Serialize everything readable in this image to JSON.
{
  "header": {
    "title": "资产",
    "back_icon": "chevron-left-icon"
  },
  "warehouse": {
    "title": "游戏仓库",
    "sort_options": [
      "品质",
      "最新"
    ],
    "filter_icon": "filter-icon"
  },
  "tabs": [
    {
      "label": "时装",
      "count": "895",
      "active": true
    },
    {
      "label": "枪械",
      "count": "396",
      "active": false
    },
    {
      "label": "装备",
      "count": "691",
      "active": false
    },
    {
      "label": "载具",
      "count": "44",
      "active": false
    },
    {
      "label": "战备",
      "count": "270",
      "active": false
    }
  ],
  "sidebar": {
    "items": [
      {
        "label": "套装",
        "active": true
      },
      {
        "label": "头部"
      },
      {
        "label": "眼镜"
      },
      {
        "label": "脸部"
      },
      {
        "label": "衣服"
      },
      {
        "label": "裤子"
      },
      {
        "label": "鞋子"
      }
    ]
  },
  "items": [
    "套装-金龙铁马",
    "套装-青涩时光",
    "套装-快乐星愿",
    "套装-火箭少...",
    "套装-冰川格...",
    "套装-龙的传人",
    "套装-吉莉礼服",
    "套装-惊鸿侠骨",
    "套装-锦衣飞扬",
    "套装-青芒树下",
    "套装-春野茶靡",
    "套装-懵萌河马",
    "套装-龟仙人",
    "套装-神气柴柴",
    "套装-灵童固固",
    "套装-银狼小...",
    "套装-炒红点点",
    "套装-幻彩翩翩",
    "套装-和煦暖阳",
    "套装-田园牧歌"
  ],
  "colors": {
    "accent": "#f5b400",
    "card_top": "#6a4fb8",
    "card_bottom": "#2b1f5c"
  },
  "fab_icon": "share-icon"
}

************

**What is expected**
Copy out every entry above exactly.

**Task output**
Serialize everything readable in this image to JSON.
{
  "header": {
    "title": "资产",
    "back_icon": "chevron-left-icon"
  },
  "warehouse": {
    "title": "游戏仓库",
    "sort_options": [
      "品质",
      "最新"
    ],
    "filter_icon": "filter-icon"
  },
  "tabs": [
    {
      "label": "时装",
      "count": "895",
      "active": true
    },
    {
      "label": "枪械",
      "count": "396",
      "active": false
    },
    {
      "label": "装备",
      "count": "691",
      "active": false
    },
    {
      "label": "载具",
      "count": "44",
      "active": false
    },
    {
      "label": "战备",
      "count": "270",
      "active": false
    }
  ],
  "sidebar": {
    "items": [
      {
        "label": "套装",
        "active": true
      },
      {
        "label": "头部"
      },
      {
        "label": "眼镜"
      },
      {
        "label": "脸部"
      },
      {
        "label": "衣服"
      },
      {
        "label": "裤子"
      },
      {
        "label": "鞋子"
      }
    ]
  },
  "items": [
    "套装-金龙铁马",
    "套装-青涩时光",
    "套装-快乐星愿",
    "套装-火箭少...",
    "套装-冰川格...",
    "套装-龙的传人",
    "套装-吉莉礼服",
    "套装-惊鸿侠骨",
    "套装-锦衣飞扬",
    "套装-青芒树下",
    "套装-春野茶靡",
    "套装-懵萌河马",
    "套装-龟仙人",
    "套装-神气柴柴",
    "套装-灵童固固",
    "套装-银狼小...",
    "套装-炒红点点",
    "套装-幻彩翩翩",
    "套装-和煦暖阳",
    "套装-田园牧歌"
  ],
  "colors": {
    "accent": "#f5b400",
    "card_top": "#6a4fb8",
    "card_bottom": "#2b1f5c"
  },
  "fab_icon": "share-icon"
}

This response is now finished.